The Voices Behind the Voice of Reason
When in an argument, or when finding it hard to make a decision, the phrase “let me be the voice of reason” will often be used. The person who says this will, through logical thinking choose the best option, or the option with the least amount of negative aspects. The Oxford English Dictionary (OED) gives us the following definition of “the voice of reason”: “the person or agency through which reason is expressed or revealed; the representative of a logical, impartial, or rational attitude or stance” (Voice 4). Emotion and belief have no place in this reasoning. Everyone knows a person that is often the voice of reason, someone who can make decisions based solely on logic, and not on gut feeling, or emotion. I am most definitely not one of those, but you can often find one in the books you read, and the movies and series you watch.
Think of Benedick and Beatrice in Shakespeare’s "Much Ado About Nothing" who are quite the opposite of Hero and Claudio. Benedick and Beatrice are witty, cynical, and sharp. They have a “rational self-control as opposed to [Claudio and Hero’s] emotional self-indulgence” (225) as Carl Dennis argues in his article on wit and wisdom.

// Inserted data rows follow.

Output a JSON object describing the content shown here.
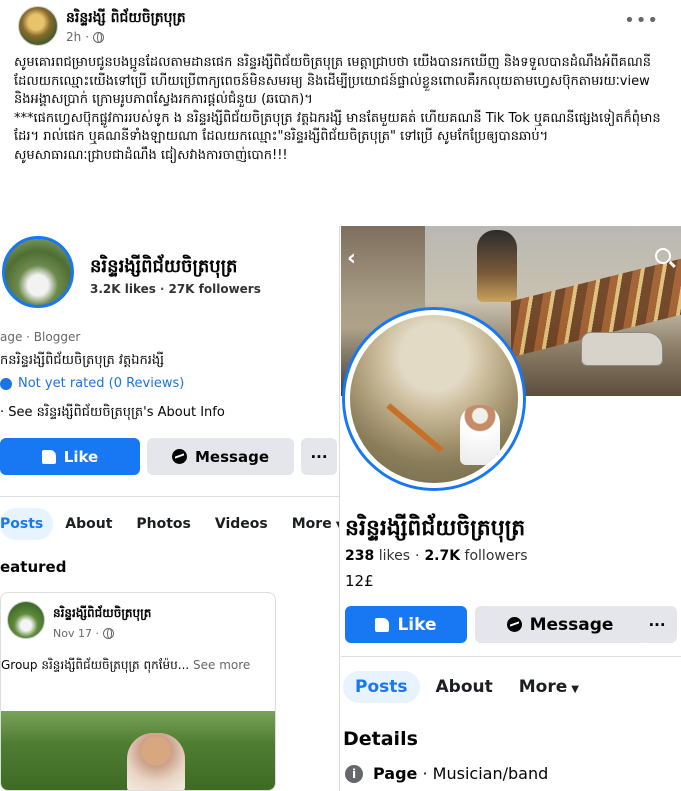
{
  "post": {
    "author": "នរិន្ទរង្សី ពិជ័យចិត្របុត្រ",
    "time": "2h",
    "paragraphs": [
      "សូមគោរពជម្រាបជូនបងប្អូនដែលតាមដានផេក នរិន្ទរង្សីពិជ័យចិត្របុត្រ មេត្តាជ្រាបថា យើងបានរកឃើញ និងទទួលបានដំណឹងអំពីគណនីដែលយកឈ្មោះយើងទៅប្រើ ហើយប្រើពាក្យពេចន៍មិនសមរម្យ និងដើម្បីប្រយោជន៍ផ្ទាល់ខ្លួនពោលគឺរកលុយតាមហ្វេសប៊ុកតាមរយៈview និងអង្គាសប្រាក់ ក្រោមរូបភាពស្វែងរកការផ្តល់ជំនួយ (ឆបោក)។",
      "***ផេកហ្វេសប៊ុកផ្លូវការរបស់ទូក ង នរិន្ទរង្សីពិជ័យចិត្របុត្រ វត្តឯករង្សី មានតែមួយគត់ ហើយគណនី Tik Tok ឬគណនីផ្សេងទៀតក៏ពុំមានដែរ។ រាល់ផេក ឬគណនីទាំងឡាយណា ដែលយកឈ្មោះ\"នរិន្ទរង្សីពិជ័យចិត្របុត្រ\" ទៅប្រើ សូមកែប្រែឲ្យបានឆាប់។",
      " សូមសាធារណៈជ្រាបជាដំណឹង ជៀសវាងការចាញ់បោក!!!"
    ]
  },
  "left_shot": {
    "page_name": "នរិន្ទរង្សីពិជ័យចិត្របុត្រ",
    "likes": "3.2K likes",
    "followers": "27K followers",
    "category": "age · Blogger",
    "subname": "កនរិន្ទរង្សីពិជ័យចិត្របុត្រ វត្តឯករង្សី",
    "rating": "Not yet rated (0 Reviews)",
    "about": "· See នរិន្ទរង្សីពិជ័យចិត្របុត្រ's About Info",
    "like_label": "Like",
    "message_label": "Message",
    "more_label": "···",
    "tabs": [
      "Posts",
      "About",
      "Photos",
      "Videos",
      "More"
    ],
    "featured": "eatured",
    "featured_post": {
      "author": "នរិន្ទរង្សីពិជ័យចិត្របុត្រ",
      "date": "Nov 17 ·",
      "text": "Group នរិន្ទរង្សីពិជ័យចិត្របុត្រ ពុកម៉ែប...",
      "see_more": "See more"
    }
  },
  "right_shot": {
    "page_name": "នរិន្ទរង្សីពិជ័យចិត្របុត្រ",
    "likes": "238",
    "likes_label": "likes",
    "followers": "2.7K",
    "followers_label": "followers",
    "extra": "12£",
    "like_label": "Like",
    "message_label": "Message",
    "more_label": "···",
    "tabs": [
      "Posts",
      "About",
      "More"
    ],
    "details_title": "Details",
    "page_type_label": "Page",
    "page_type_value": "Musician/band"
  },
  "icons": {
    "more": "more-dots-icon",
    "globe": "globe-icon",
    "back": "back-arrow-icon",
    "search": "search-icon",
    "info": "info-icon"
  },
  "colors": {
    "brand_blue": "#1877f2",
    "gray_button": "#e4e6eb",
    "meta_gray": "#65676b"
  }
}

They, through their rational thinking, avoid anything as irrational as love, right until the end of course. Sorry, spoiler. They are also the voice of reason when Claudio falsely accuses Hero and rejects her. Beatrice talks Benedick into talking to Claudio, because she is a woman and cannot be the voice of reason to a man, and Benedick in turn talks Claudio into apologising. Lisa Simpson is another character who can be described as the voice of reason in her respective series. She is the most intelligent person in her family. She is passionate and the moral compass of her family. In many episodes she uses clear and logical reasoning to explain concepts to other members of her family. In one episode called “Much Apu About Nothing” she tries to explain to her dad that correlation does not necessarily imply causality. In this episode a bear was spotted in Springfield and the town immediately set up a bear patrol. Later Homer says “Not a bear in sight, the bear patrol must be working like a charm”, anyone could see the fault in that reasoning. Lisa then tries to explain how by his logic you could claim that a rock just laying around keeps tigers away. Her reason in the series balances out the stupidity of all the other characters, especially her dad’s dim-wittedness.
A third example of reason above everything is Sherlock Holmes. He is perhaps the most famous of all these examples, and most famous for his reasoning. His powers of deduction are world famous and so are many of his quotes exemplifying his logical reasoning. One of these quotes is: “It is a capital mistake to theorize before one has data. Insensibly on begins to twist facts to suit theories, instead of theories to suit facts” which is, today still, what good scientific research should be based on. This quote shows how Sherlock is focussed on facts, and in another quote he ties those facts to logical thinking “To the logician all things should be seen exactly as they are”. He embodies the voice of reason quite perfectly, too perfectly some people could argue.
These three examples show that the voice of reason does not always have to be the annoying guy in your friend group who has to spoil the fun of arguing about irrational things by pointing out it is irrational to argue about them, or your mom who talks you out of buying those expensive new shoes. It can also be someone as loveable and passionate as Lisa Simpson, a couple as funny and cynical as Benedick and Beatrice, or someone as unreasonably handsome as Benedict Cumberbatch... I mean someone as clever as Sherlock Holmes.
by Natasja Kosten
Dennis, Carl. “Wit and Wisdom in Much Ado About Nothing”. Studies in English Literature, 1500-1900 13.2 (1973): 223–237. Web
“Voice” Phrase 4, Oxford English Dictionary Online.
“Much Apu About Nothing.” The Simpsons: The Complete Seventh Season. Writ. David S. Cohen. Dir. Susie Dietter. 20th Century Fox Television. 1996. DVD.